→ **Records**
^^^^
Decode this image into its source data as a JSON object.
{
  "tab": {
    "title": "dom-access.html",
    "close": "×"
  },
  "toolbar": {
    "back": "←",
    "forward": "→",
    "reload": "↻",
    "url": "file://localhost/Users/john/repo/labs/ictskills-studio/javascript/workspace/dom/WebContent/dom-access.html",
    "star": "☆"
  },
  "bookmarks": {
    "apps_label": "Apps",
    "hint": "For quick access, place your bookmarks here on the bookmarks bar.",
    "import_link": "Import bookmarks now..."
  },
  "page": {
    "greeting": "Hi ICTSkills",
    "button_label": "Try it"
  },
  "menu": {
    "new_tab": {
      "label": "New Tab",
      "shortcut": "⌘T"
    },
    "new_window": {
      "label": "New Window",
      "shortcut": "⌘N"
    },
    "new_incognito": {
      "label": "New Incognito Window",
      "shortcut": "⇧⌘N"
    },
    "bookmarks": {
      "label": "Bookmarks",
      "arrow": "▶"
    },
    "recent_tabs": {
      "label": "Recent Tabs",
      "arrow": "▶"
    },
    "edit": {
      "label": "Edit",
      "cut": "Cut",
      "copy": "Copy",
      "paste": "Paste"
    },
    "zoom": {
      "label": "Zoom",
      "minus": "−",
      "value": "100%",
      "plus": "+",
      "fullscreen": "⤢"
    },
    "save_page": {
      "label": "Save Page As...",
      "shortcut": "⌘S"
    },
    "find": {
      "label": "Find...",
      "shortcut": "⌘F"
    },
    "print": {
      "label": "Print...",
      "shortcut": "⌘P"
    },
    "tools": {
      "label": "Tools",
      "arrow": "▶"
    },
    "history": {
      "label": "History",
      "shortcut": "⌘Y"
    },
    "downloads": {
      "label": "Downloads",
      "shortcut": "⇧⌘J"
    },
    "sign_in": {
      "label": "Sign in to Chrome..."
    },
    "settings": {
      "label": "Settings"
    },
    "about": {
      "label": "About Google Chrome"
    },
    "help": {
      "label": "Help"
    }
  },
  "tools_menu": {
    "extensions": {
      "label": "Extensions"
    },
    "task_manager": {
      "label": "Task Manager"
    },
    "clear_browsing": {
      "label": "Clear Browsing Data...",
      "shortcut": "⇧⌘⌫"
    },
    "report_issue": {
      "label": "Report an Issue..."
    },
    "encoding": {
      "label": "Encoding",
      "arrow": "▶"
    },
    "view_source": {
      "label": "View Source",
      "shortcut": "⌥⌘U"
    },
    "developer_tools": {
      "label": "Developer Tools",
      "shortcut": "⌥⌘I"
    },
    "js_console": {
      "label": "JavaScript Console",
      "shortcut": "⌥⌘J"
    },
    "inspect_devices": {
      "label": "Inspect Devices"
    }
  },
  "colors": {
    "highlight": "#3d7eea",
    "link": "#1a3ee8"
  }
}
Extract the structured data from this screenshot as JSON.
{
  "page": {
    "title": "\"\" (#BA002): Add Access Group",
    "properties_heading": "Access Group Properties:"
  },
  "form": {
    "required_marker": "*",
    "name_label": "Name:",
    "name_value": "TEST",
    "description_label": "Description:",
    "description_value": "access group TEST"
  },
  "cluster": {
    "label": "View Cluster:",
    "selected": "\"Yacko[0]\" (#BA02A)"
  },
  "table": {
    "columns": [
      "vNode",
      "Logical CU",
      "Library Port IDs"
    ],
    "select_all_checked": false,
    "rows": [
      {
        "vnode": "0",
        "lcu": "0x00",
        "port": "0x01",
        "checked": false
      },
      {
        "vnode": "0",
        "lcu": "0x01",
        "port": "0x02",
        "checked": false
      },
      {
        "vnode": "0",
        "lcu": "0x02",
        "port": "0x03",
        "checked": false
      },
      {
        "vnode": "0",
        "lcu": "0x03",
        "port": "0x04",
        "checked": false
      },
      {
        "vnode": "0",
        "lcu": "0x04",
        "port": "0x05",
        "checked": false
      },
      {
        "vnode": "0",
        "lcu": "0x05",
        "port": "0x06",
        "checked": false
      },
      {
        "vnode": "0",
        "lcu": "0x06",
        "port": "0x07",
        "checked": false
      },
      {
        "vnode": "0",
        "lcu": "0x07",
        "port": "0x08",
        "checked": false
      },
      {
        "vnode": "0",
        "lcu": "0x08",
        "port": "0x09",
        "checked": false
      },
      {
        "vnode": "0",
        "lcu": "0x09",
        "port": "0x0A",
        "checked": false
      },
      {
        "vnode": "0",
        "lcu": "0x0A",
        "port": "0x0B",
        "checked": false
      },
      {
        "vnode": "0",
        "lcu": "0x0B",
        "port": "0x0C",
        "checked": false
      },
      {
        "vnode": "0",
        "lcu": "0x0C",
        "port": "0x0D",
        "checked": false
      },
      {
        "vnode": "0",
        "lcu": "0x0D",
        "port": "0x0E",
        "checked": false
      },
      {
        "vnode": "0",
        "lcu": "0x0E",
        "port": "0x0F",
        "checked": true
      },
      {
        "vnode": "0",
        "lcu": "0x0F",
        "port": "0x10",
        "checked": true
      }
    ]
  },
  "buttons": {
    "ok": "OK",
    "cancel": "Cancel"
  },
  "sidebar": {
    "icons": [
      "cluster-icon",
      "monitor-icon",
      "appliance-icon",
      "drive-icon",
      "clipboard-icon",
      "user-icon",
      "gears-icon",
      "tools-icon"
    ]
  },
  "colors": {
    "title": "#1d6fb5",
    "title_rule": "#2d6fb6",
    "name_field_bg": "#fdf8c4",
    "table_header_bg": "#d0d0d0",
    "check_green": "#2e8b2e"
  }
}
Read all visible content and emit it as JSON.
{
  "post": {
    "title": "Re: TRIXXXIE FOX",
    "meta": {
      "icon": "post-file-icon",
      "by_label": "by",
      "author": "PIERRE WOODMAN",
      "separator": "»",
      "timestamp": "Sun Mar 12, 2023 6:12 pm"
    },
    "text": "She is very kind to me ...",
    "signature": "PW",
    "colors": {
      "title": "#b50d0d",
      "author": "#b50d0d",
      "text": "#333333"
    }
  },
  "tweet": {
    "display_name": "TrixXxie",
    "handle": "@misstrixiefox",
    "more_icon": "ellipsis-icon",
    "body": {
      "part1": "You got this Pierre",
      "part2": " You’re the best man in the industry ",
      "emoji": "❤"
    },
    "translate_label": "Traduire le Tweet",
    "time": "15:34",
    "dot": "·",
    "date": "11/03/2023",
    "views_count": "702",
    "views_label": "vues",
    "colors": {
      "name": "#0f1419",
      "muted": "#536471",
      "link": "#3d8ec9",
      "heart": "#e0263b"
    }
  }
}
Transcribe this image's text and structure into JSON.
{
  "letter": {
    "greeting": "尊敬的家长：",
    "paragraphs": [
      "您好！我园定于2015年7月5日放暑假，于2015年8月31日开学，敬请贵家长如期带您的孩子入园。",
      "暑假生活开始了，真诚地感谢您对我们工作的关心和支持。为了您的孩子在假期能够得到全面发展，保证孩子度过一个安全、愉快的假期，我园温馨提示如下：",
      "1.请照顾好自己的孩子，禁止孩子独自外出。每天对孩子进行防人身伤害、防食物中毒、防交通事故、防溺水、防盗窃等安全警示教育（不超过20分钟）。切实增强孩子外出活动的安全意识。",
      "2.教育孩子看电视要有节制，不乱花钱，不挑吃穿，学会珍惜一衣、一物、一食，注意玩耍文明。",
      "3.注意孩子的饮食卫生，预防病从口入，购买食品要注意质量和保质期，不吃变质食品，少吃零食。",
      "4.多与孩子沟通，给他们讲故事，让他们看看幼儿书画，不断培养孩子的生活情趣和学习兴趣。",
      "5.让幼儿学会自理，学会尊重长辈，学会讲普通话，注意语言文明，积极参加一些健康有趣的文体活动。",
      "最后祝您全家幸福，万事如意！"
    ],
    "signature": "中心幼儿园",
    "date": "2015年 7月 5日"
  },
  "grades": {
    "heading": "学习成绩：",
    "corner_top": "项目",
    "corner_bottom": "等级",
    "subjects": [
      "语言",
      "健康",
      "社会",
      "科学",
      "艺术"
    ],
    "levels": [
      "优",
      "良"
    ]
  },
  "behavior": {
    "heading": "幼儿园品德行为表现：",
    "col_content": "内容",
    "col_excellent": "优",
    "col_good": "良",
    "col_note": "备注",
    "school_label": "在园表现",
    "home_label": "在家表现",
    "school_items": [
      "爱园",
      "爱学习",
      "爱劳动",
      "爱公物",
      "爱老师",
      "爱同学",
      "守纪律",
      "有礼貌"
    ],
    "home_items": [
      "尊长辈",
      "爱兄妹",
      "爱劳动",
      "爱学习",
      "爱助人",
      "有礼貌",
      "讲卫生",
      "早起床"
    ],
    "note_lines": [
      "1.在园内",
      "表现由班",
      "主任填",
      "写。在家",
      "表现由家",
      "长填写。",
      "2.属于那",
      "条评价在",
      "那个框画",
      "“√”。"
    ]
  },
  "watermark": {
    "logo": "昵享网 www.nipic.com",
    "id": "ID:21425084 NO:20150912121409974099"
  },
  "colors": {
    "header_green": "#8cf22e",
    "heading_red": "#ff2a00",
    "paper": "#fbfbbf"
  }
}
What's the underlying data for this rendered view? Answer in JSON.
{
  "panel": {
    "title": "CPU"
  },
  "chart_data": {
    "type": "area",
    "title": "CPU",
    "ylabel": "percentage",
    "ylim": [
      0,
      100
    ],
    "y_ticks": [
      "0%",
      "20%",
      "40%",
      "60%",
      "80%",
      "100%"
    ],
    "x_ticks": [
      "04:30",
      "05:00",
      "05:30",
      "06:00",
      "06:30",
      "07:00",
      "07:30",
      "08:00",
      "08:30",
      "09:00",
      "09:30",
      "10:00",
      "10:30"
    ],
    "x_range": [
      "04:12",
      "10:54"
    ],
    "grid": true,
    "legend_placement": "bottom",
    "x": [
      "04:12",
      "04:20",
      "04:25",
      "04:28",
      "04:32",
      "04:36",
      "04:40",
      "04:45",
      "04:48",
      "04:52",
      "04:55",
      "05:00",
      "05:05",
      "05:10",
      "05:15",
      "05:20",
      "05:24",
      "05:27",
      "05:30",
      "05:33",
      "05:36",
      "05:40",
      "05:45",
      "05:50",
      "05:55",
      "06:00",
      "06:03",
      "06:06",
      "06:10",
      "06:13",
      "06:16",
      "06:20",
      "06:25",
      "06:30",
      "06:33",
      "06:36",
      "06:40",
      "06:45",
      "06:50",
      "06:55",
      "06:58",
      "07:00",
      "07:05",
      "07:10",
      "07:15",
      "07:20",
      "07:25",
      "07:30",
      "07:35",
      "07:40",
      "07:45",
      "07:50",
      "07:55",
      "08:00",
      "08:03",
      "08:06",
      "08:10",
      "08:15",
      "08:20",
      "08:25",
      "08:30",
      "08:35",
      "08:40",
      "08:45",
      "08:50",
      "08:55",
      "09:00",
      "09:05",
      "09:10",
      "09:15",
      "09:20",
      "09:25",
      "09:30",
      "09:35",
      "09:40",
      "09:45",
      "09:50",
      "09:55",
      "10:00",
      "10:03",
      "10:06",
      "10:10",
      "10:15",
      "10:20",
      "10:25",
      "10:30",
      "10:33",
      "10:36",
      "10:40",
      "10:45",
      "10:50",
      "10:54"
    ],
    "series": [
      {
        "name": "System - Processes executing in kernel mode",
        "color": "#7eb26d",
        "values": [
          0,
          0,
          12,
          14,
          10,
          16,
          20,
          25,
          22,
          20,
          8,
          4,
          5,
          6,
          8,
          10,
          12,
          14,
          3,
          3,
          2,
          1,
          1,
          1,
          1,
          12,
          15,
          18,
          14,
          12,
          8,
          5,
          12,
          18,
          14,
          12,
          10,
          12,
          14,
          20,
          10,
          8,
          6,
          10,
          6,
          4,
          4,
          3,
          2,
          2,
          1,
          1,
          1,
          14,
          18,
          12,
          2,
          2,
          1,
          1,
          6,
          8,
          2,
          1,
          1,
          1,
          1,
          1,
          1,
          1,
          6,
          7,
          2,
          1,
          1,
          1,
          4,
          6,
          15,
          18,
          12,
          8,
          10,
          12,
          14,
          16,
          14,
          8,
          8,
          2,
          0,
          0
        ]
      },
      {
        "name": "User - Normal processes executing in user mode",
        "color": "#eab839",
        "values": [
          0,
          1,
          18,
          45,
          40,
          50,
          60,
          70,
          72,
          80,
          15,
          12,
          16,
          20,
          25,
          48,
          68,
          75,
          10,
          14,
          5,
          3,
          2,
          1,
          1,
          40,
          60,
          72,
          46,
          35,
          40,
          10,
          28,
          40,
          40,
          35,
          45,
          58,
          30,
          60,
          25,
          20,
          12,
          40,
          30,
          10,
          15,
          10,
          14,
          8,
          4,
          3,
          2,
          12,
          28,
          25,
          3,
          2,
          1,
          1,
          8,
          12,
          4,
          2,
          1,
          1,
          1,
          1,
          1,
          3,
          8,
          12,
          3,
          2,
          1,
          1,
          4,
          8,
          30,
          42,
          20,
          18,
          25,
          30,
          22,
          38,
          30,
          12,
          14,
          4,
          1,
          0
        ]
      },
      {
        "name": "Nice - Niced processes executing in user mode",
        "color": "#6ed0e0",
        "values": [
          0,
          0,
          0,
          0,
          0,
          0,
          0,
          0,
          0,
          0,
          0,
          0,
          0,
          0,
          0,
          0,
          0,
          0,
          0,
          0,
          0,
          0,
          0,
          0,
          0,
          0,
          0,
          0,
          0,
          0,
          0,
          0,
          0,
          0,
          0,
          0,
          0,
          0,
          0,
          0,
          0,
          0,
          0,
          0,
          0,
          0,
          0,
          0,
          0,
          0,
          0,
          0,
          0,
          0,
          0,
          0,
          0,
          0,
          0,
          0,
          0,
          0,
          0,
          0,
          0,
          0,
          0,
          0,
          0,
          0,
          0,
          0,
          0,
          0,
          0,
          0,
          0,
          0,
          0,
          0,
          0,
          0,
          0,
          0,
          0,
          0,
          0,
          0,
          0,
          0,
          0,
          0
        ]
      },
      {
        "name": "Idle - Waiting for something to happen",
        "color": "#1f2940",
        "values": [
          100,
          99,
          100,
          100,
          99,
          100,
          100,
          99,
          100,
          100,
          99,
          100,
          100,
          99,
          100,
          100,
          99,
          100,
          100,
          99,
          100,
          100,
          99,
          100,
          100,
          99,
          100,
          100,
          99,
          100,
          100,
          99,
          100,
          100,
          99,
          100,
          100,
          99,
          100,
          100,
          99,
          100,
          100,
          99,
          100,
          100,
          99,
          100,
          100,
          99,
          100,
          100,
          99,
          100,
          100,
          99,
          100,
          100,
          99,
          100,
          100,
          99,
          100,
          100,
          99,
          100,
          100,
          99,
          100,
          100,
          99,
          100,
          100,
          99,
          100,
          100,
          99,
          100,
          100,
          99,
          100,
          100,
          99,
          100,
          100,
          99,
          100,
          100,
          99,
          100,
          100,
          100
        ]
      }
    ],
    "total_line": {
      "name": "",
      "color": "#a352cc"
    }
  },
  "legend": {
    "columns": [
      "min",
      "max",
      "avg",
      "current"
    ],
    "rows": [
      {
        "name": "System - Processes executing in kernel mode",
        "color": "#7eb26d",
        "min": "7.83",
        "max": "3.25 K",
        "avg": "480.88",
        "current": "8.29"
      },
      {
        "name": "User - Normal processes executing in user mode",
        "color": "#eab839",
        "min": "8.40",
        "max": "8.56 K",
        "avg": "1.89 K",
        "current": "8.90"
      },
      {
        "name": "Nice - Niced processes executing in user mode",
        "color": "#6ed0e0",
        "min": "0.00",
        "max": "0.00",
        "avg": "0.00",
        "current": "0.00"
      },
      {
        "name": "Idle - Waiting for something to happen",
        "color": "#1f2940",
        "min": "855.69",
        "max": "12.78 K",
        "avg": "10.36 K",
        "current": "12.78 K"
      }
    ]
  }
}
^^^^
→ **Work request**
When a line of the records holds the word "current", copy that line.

→ **Result below**
      "current"
        "current": "8.29"
        "current": "8.90"
        "current": "0.00"
        "current": "12.78 K"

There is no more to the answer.